▶ **TASK BRIEF**
All of the entries are to be returned word for word.

▶ **EXTRACTED RECORDS**
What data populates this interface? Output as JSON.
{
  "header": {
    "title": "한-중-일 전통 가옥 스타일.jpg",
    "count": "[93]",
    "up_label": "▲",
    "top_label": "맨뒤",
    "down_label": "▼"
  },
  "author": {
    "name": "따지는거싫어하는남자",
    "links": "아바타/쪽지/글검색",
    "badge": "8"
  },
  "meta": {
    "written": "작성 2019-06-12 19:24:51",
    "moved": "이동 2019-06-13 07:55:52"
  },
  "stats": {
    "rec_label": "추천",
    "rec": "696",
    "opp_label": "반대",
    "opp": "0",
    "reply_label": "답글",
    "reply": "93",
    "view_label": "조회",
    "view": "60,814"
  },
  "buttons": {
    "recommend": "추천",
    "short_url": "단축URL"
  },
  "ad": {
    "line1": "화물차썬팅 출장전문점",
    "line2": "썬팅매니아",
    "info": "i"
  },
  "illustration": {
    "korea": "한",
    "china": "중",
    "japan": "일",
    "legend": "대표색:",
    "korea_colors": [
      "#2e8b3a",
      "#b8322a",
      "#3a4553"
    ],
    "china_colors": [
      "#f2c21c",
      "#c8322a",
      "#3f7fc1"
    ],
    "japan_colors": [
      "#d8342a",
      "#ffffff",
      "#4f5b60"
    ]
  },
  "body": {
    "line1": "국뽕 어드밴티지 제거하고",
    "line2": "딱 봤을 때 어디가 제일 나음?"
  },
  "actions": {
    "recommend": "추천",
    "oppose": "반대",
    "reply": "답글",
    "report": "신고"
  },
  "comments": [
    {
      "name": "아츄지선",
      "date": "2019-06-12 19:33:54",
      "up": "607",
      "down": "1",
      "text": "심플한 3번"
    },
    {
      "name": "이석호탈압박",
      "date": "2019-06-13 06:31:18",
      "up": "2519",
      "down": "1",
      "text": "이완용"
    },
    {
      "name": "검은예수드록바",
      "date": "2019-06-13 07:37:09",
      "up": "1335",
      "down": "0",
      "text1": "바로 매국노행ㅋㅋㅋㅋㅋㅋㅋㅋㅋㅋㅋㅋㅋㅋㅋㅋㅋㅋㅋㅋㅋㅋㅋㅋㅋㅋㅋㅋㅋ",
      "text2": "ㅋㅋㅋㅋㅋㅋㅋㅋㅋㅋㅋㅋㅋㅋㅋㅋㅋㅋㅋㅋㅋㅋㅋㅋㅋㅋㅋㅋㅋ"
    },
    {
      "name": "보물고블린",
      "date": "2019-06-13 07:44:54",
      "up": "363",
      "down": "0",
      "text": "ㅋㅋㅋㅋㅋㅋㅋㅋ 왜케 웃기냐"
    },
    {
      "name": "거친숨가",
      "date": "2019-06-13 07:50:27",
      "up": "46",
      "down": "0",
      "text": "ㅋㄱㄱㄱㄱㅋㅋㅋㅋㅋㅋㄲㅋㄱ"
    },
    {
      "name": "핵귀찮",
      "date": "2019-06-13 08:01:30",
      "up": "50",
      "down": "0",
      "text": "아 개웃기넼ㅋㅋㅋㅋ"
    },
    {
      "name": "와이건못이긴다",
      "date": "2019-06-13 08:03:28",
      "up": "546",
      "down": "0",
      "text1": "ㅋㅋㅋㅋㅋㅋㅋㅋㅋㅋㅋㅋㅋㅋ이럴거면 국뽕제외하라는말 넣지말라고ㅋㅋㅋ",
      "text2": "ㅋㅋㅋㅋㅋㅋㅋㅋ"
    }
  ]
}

▶ **SOLUTION TO THE PROBLEM**
What data populates this interface? Output as JSON.
{
  "header": {
    "title": "한-중-일 전통 가옥 스타일.jpg",
    "count": "[93]",
    "up_label": "▲",
    "top_label": "맨뒤",
    "down_label": "▼"
  },
  "author": {
    "name": "따지는거싫어하는남자",
    "links": "아바타/쪽지/글검색",
    "badge": "8"
  },
  "meta": {
    "written": "작성 2019-06-12 19:24:51",
    "moved": "이동 2019-06-13 07:55:52"
  },
  "stats": {
    "rec_label": "추천",
    "rec": "696",
    "opp_label": "반대",
    "opp": "0",
    "reply_label": "답글",
    "reply": "93",
    "view_label": "조회",
    "view": "60,814"
  },
  "buttons": {
    "recommend": "추천",
    "short_url": "단축URL"
  },
  "ad": {
    "line1": "화물차썬팅 출장전문점",
    "line2": "썬팅매니아",
    "info": "i"
  },
  "illustration": {
    "korea": "한",
    "china": "중",
    "japan": "일",
    "legend": "대표색:",
    "korea_colors": [
      "#2e8b3a",
      "#b8322a",
      "#3a4553"
    ],
    "china_colors": [
      "#f2c21c",
      "#c8322a",
      "#3f7fc1"
    ],
    "japan_colors": [
      "#d8342a",
      "#ffffff",
      "#4f5b60"
    ]
  },
  "body": {
    "line1": "국뽕 어드밴티지 제거하고",
    "line2": "딱 봤을 때 어디가 제일 나음?"
  },
  "actions": {
    "recommend": "추천",
    "oppose": "반대",
    "reply": "답글",
    "report": "신고"
  },
  "comments": [
    {
      "name": "아츄지선",
      "date": "2019-06-12 19:33:54",
      "up": "607",
      "down": "1",
      "text": "심플한 3번"
    },
    {
      "name": "이석호탈압박",
      "date": "2019-06-13 06:31:18",
      "up": "2519",
      "down": "1",
      "text": "이완용"
    },
    {
      "name": "검은예수드록바",
      "date": "2019-06-13 07:37:09",
      "up": "1335",
      "down": "0",
      "text1": "바로 매국노행ㅋㅋㅋㅋㅋㅋㅋㅋㅋㅋㅋㅋㅋㅋㅋㅋㅋㅋㅋㅋㅋㅋㅋㅋㅋㅋㅋㅋㅋ",
      "text2": "ㅋㅋㅋㅋㅋㅋㅋㅋㅋㅋㅋㅋㅋㅋㅋㅋㅋㅋㅋㅋㅋㅋㅋㅋㅋㅋㅋㅋㅋ"
    },
    {
      "name": "보물고블린",
      "date": "2019-06-13 07:44:54",
      "up": "363",
      "down": "0",
      "text": "ㅋㅋㅋㅋㅋㅋㅋㅋ 왜케 웃기냐"
    },
    {
      "name": "거친숨가",
      "date": "2019-06-13 07:50:27",
      "up": "46",
      "down": "0",
      "text": "ㅋㄱㄱㄱㄱㅋㅋㅋㅋㅋㅋㄲㅋㄱ"
    },
    {
      "name": "핵귀찮",
      "date": "2019-06-13 08:01:30",
      "up": "50",
      "down": "0",
      "text": "아 개웃기넼ㅋㅋㅋㅋ"
    },
    {
      "name": "와이건못이긴다",
      "date": "2019-06-13 08:03:28",
      "up": "546",
      "down": "0",
      "text1": "ㅋㅋㅋㅋㅋㅋㅋㅋㅋㅋㅋㅋㅋㅋ이럴거면 국뽕제외하라는말 넣지말라고ㅋㅋㅋ",
      "text2": "ㅋㅋㅋㅋㅋㅋㅋㅋ"
    }
  ]
}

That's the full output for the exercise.